_Task to carry out_:
The records, repeated exactly and in full, are the expected answer.

▶

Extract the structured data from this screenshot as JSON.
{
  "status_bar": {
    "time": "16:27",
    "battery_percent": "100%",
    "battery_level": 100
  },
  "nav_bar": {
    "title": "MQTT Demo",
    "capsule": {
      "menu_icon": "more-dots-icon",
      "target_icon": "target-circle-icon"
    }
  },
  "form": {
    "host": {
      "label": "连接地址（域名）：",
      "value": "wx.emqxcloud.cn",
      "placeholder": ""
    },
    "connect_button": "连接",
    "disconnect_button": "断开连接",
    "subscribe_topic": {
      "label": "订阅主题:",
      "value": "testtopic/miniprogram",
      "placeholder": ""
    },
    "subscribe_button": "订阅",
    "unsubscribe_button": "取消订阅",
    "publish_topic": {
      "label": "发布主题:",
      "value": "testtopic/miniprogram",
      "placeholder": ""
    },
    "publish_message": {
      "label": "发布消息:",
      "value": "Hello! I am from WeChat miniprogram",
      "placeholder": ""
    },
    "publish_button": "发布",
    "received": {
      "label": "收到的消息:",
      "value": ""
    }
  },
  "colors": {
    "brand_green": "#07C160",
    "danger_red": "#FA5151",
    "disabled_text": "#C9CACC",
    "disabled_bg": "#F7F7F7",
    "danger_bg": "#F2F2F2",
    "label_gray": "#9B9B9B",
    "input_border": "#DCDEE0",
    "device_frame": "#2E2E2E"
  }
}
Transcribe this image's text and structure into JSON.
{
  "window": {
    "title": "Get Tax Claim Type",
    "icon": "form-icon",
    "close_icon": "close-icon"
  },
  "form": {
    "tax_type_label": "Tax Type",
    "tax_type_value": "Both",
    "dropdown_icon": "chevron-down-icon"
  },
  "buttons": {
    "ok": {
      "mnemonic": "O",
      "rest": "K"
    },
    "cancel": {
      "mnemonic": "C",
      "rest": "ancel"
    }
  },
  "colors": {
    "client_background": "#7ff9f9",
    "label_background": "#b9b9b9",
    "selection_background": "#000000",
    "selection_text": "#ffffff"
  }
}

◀

_Response below_:
Extract the structured data from this screenshot as JSON.
{
  "status_bar": {
    "time": "16:27",
    "battery_percent": "100%",
    "battery_level": 100
  },
  "nav_bar": {
    "title": "MQTT Demo",
    "capsule": {
      "menu_icon": "more-dots-icon",
      "target_icon": "target-circle-icon"
    }
  },
  "form": {
    "host": {
      "label": "连接地址（域名）：",
      "value": "wx.emqxcloud.cn",
      "placeholder": ""
    },
    "connect_button": "连接",
    "disconnect_button": "断开连接",
    "subscribe_topic": {
      "label": "订阅主题:",
      "value": "testtopic/miniprogram",
      "placeholder": ""
    },
    "subscribe_button": "订阅",
    "unsubscribe_button": "取消订阅",
    "publish_topic": {
      "label": "发布主题:",
      "value": "testtopic/miniprogram",
      "placeholder": ""
    },
    "publish_message": {
      "label": "发布消息:",
      "value": "Hello! I am from WeChat miniprogram",
      "placeholder": ""
    },
    "publish_button": "发布",
    "received": {
      "label": "收到的消息:",
      "value": ""
    }
  },
  "colors": {
    "brand_green": "#07C160",
    "danger_red": "#FA5151",
    "disabled_text": "#C9CACC",
    "disabled_bg": "#F7F7F7",
    "danger_bg": "#F2F2F2",
    "label_gray": "#9B9B9B",
    "input_border": "#DCDEE0",
    "device_frame": "#2E2E2E"
  }
}
Transcribe this image's text and structure into JSON.
{
  "window": {
    "title": "Get Tax Claim Type",
    "icon": "form-icon",
    "close_icon": "close-icon"
  },
  "form": {
    "tax_type_label": "Tax Type",
    "tax_type_value": "Both",
    "dropdown_icon": "chevron-down-icon"
  },
  "buttons": {
    "ok": {
      "mnemonic": "O",
      "rest": "K"
    },
    "cancel": {
      "mnemonic": "C",
      "rest": "ancel"
    }
  },
  "colors": {
    "client_background": "#7ff9f9",
    "label_background": "#b9b9b9",
    "selection_background": "#000000",
    "selection_text": "#ffffff"
  }
}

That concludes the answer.